— Problem statement —
Output every record verbatim, and omit each picture.

— Information shown —
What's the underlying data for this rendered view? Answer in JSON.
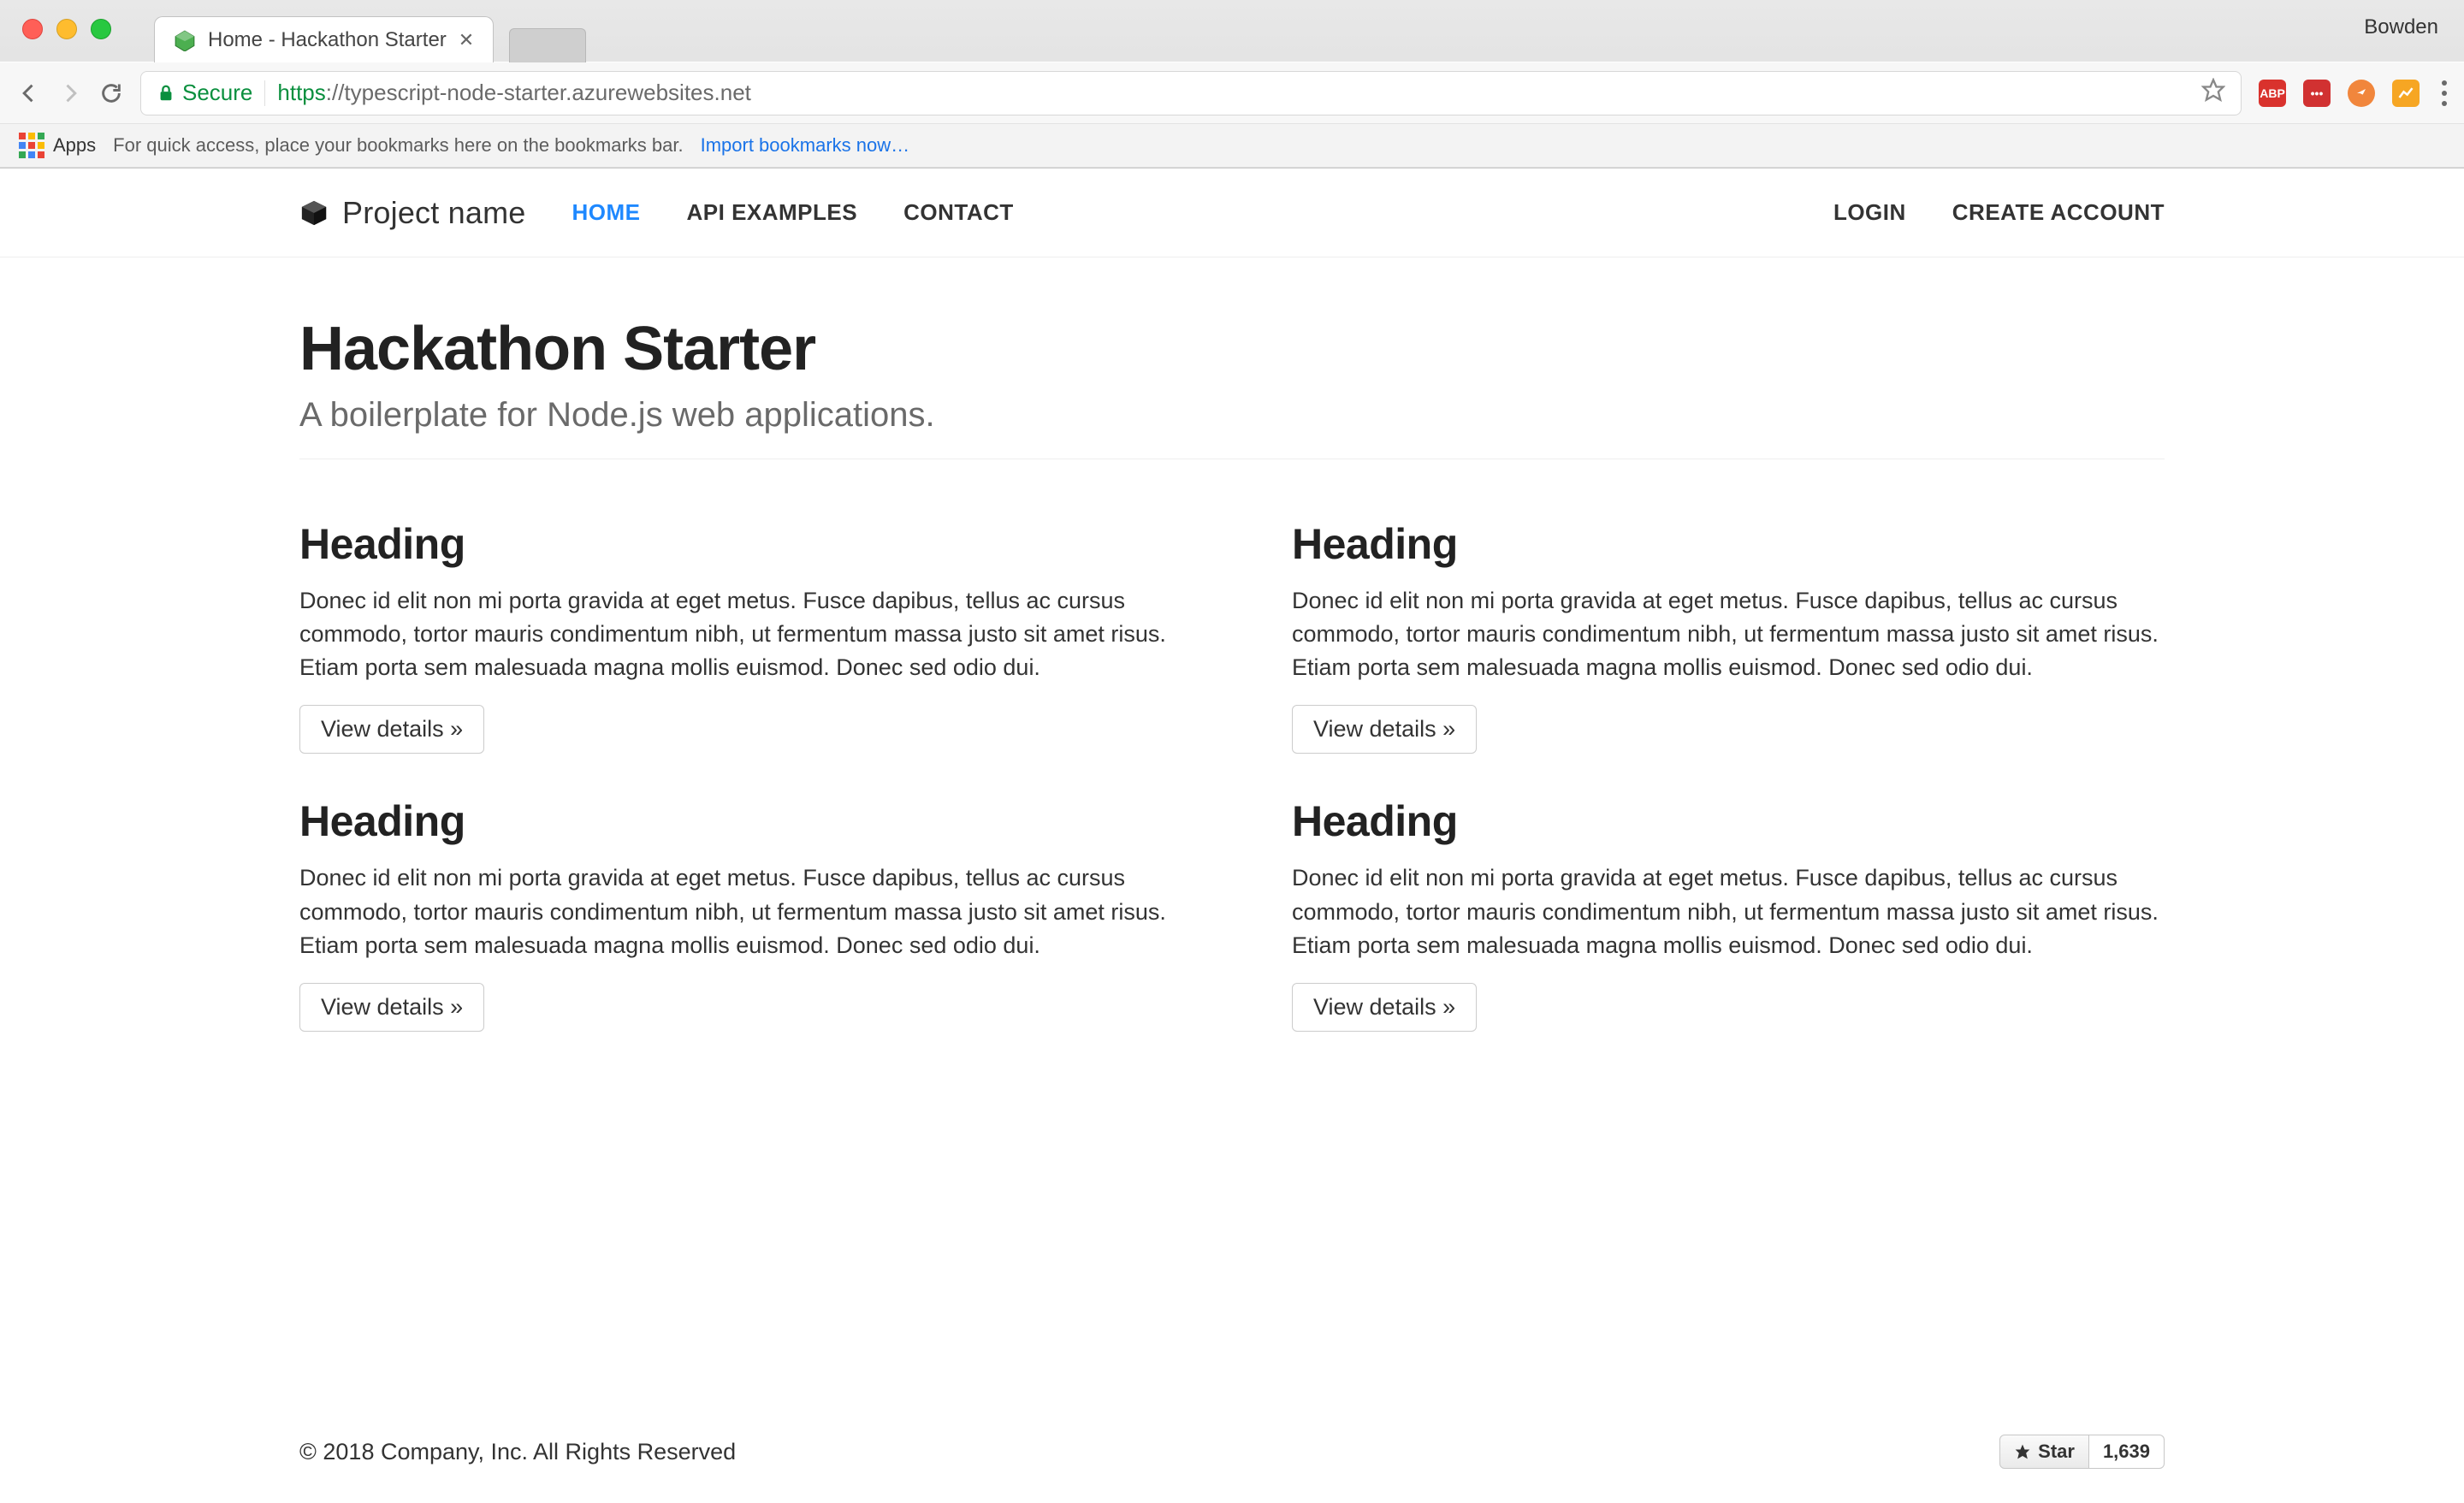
{
  "browser": {
    "profile_name": "Bowden",
    "tab_title": "Home - Hackathon Starter",
    "secure_label": "Secure",
    "url_protocol": "https",
    "url_host": "://typescript-node-starter.azurewebsites.net",
    "bookmarks_apps_label": "Apps",
    "bookmarks_hint": "For quick access, place your bookmarks here on the bookmarks bar.",
    "bookmarks_import": "Import bookmarks now…",
    "extensions": {
      "abp": "ABP",
      "lp": "•••"
    }
  },
  "nav": {
    "brand": "Project name",
    "links": [
      "HOME",
      "API EXAMPLES",
      "CONTACT"
    ],
    "right": [
      "LOGIN",
      "CREATE ACCOUNT"
    ]
  },
  "hero": {
    "title": "Hackathon Starter",
    "subtitle": "A boilerplate for Node.js web applications."
  },
  "cards": [
    {
      "heading": "Heading",
      "body": "Donec id elit non mi porta gravida at eget metus. Fusce dapibus, tellus ac cursus commodo, tortor mauris condimentum nibh, ut fermentum massa justo sit amet risus. Etiam porta sem malesuada magna mollis euismod. Donec sed odio dui.",
      "button": "View details »"
    },
    {
      "heading": "Heading",
      "body": "Donec id elit non mi porta gravida at eget metus. Fusce dapibus, tellus ac cursus commodo, tortor mauris condimentum nibh, ut fermentum massa justo sit amet risus. Etiam porta sem malesuada magna mollis euismod. Donec sed odio dui.",
      "button": "View details »"
    },
    {
      "heading": "Heading",
      "body": "Donec id elit non mi porta gravida at eget metus. Fusce dapibus, tellus ac cursus commodo, tortor mauris condimentum nibh, ut fermentum massa justo sit amet risus. Etiam porta sem malesuada magna mollis euismod. Donec sed odio dui.",
      "button": "View details »"
    },
    {
      "heading": "Heading",
      "body": "Donec id elit non mi porta gravida at eget metus. Fusce dapibus, tellus ac cursus commodo, tortor mauris condimentum nibh, ut fermentum massa justo sit amet risus. Etiam porta sem malesuada magna mollis euismod. Donec sed odio dui.",
      "button": "View details »"
    }
  ],
  "footer": {
    "copyright": "© 2018 Company, Inc. All Rights Reserved",
    "star_label": "Star",
    "star_count": "1,639"
  }
}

— Exercise answer —
What's the underlying data for this rendered view? Answer in JSON.
{
  "browser": {
    "profile_name": "Bowden",
    "tab_title": "Home - Hackathon Starter",
    "secure_label": "Secure",
    "url_protocol": "https",
    "url_host": "://typescript-node-starter.azurewebsites.net",
    "bookmarks_apps_label": "Apps",
    "bookmarks_hint": "For quick access, place your bookmarks here on the bookmarks bar.",
    "bookmarks_import": "Import bookmarks now…",
    "extensions": {
      "abp": "ABP",
      "lp": "•••"
    }
  },
  "nav": {
    "brand": "Project name",
    "links": [
      "HOME",
      "API EXAMPLES",
      "CONTACT"
    ],
    "right": [
      "LOGIN",
      "CREATE ACCOUNT"
    ]
  },
  "hero": {
    "title": "Hackathon Starter",
    "subtitle": "A boilerplate for Node.js web applications."
  },
  "cards": [
    {
      "heading": "Heading",
      "body": "Donec id elit non mi porta gravida at eget metus. Fusce dapibus, tellus ac cursus commodo, tortor mauris condimentum nibh, ut fermentum massa justo sit amet risus. Etiam porta sem malesuada magna mollis euismod. Donec sed odio dui.",
      "button": "View details »"
    },
    {
      "heading": "Heading",
      "body": "Donec id elit non mi porta gravida at eget metus. Fusce dapibus, tellus ac cursus commodo, tortor mauris condimentum nibh, ut fermentum massa justo sit amet risus. Etiam porta sem malesuada magna mollis euismod. Donec sed odio dui.",
      "button": "View details »"
    },
    {
      "heading": "Heading",
      "body": "Donec id elit non mi porta gravida at eget metus. Fusce dapibus, tellus ac cursus commodo, tortor mauris condimentum nibh, ut fermentum massa justo sit amet risus. Etiam porta sem malesuada magna mollis euismod. Donec sed odio dui.",
      "button": "View details »"
    },
    {
      "heading": "Heading",
      "body": "Donec id elit non mi porta gravida at eget metus. Fusce dapibus, tellus ac cursus commodo, tortor mauris condimentum nibh, ut fermentum massa justo sit amet risus. Etiam porta sem malesuada magna mollis euismod. Donec sed odio dui.",
      "button": "View details »"
    }
  ],
  "footer": {
    "copyright": "© 2018 Company, Inc. All Rights Reserved",
    "star_label": "Star",
    "star_count": "1,639"
  }
}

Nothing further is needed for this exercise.